Vitamin D Blood Test

What is vitamin D?

Vitamin D helps your body absorb calcium and maintain strong bones throughout your entire life. Your body produces vitamin D when the sun’s UV rays contact your skin. Other good sources of the vitamin include fish, eggs, and fortified dairy products. It is also available as a dietary supplement.

Vitamin D must go through several processes in your body before your body can use it. The first transformation occurs in the liver. Here, your body converts vitamin D to a chemical known as 25-hydroxyvitamin D, also called calcidiol.


What is the vitamin D blood test?

The 25-hydroxy vitamin D test is the best way to monitor vitamin D levels. The amount of 25-hydroxyvitamin D in your blood is a good indication of how much vitamin D your body has. The test can determine if your vitamin D levels are too high or too low.

The test is also known as the 25-OH vitamin D test and the calcidiol 25-hydroxycholecalcifoerol test. It can be an important indicator of osteoporosis (bone weakness) and rickets (bone malformation).


What function does Vitamin D serve in the body?

Vitamin D helps maintain healthy bones by promoting absorption of calcium and phosphorus, two key minerals needed for bones. Healthy bones reduce the incidence of fractures. Vitamin D is also required to maintain muscle strength, which helps prevent falls.

It is known that most cells express the Vitamin D receptor and about 3% of the human genome is directly or indirectly regulated by the vitamin D endocrine system. Vitamin D has a regulatory role for gene and receptors in cells.


Vitamin D levels are associated with:

  • Immune system activity
  • Prevention of certain cancers (e.g. colorectal cancer)
  • Cardiovascular disease prevention
  • Osteoarthritis
  • Fetus development
  • Risk for preeclampsia
  • Insulin resistance


Who is at high risk of having low levels of vitamin D?

  • people who do not get much exposure to the sun
  • older adults
  • people with obesity
  • babies who are breastfed only (formula is usually fortified with vitamin D)
  • people who have had gastric bypass surgery
  • people who have a disease that affects the intestines and makes it difficult for the body to absorb nutrients, such as Crohn’s disease


Symptoms of Vitamin D deficiency that you can identify yourself:

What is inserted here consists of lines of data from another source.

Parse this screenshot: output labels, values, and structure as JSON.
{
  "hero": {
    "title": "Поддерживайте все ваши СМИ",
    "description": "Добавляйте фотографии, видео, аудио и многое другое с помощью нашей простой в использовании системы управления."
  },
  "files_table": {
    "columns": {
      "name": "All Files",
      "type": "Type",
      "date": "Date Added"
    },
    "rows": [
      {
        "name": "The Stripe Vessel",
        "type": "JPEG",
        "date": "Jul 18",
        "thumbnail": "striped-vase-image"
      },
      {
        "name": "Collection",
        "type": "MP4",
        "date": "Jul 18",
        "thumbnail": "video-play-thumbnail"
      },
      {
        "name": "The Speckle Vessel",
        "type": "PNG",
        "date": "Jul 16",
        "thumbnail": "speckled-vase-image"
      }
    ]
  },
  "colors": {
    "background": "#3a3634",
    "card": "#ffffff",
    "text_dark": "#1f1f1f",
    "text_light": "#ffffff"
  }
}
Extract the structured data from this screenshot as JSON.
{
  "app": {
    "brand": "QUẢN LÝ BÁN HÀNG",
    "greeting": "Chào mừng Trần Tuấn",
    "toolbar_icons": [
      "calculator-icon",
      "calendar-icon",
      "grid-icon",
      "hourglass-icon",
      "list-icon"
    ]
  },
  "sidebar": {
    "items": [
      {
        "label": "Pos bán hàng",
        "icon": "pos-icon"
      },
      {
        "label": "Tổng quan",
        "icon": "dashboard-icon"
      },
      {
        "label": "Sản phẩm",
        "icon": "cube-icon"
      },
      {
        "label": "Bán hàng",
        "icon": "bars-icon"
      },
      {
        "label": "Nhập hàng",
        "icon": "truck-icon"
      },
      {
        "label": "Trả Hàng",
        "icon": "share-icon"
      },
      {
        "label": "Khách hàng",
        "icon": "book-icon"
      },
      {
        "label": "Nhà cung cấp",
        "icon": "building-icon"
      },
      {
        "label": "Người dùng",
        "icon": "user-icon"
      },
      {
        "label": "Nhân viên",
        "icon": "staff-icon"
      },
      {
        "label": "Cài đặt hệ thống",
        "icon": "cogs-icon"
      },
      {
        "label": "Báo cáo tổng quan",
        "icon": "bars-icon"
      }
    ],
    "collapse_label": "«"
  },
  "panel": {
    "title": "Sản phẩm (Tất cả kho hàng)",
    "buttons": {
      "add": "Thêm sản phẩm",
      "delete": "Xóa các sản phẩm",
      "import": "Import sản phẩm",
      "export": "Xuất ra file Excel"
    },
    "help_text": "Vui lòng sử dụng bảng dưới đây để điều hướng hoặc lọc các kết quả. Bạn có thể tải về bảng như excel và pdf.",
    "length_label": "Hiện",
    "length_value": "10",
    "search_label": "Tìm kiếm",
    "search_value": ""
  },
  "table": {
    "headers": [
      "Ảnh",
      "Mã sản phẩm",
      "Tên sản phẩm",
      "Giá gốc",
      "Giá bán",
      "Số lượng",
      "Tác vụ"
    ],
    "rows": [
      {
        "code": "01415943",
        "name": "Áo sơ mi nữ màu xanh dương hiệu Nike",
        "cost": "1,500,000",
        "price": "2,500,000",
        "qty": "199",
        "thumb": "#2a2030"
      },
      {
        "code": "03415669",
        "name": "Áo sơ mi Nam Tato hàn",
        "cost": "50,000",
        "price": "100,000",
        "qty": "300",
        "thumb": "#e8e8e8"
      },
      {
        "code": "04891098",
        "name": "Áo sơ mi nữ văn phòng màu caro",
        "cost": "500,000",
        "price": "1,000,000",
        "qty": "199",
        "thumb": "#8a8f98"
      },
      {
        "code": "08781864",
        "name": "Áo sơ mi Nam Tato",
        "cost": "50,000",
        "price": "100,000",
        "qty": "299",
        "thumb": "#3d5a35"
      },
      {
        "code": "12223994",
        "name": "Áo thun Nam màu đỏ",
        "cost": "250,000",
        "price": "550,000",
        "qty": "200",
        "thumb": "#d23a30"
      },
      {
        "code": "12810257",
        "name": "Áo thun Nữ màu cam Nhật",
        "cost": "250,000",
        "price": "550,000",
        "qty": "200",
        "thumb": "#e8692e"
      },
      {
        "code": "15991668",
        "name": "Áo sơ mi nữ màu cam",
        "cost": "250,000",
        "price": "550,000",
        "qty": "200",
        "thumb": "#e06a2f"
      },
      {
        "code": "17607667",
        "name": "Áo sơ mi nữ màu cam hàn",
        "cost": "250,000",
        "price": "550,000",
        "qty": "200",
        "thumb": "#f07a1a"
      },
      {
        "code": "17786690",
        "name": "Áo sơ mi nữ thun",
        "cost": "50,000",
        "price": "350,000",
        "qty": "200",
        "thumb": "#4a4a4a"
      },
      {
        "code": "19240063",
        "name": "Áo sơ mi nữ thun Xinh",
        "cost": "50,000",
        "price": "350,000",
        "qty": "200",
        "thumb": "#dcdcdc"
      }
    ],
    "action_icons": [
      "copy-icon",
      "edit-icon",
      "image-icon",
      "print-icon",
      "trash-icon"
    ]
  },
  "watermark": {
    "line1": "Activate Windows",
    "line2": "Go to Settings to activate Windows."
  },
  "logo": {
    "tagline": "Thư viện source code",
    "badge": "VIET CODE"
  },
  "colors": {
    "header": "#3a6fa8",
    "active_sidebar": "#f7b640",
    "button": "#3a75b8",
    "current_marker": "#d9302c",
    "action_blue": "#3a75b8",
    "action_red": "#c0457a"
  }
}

  • Fatigue
  • Fall sick easily
  • Bone/back pain
  • Digestion issues
  • Hair loss
  • Moody
  • Poor wound healing
  • Poor concentration


If your vitamin D levels are low and you are having symptoms of bone pain, a doctor may recommend a Bone DEXA scan to check bone density. Doctors use this painless scan to evaluate a person’s bone health.


Low blood levels of vitamin D usually mean one (or more) of the following:

  • you aren’t eating a balanced, complete diet
  • your intestines aren’t absorbing the vitamin properly
  • you’re not spending enough time outside to absorb adequate vitamin D levels through sun exposure


High vitamin D blood levels generally result from taking too many vitamin pills and other nutritional supplements. High doses of vitamin D can result in a condition called hypervitaminosis D. Hypervitaminosis is a rare but serious condition that could put you at risk for liver or kidney problems.


High levels are rarely due to consuming too much of the vitamin through foods or sun exposure.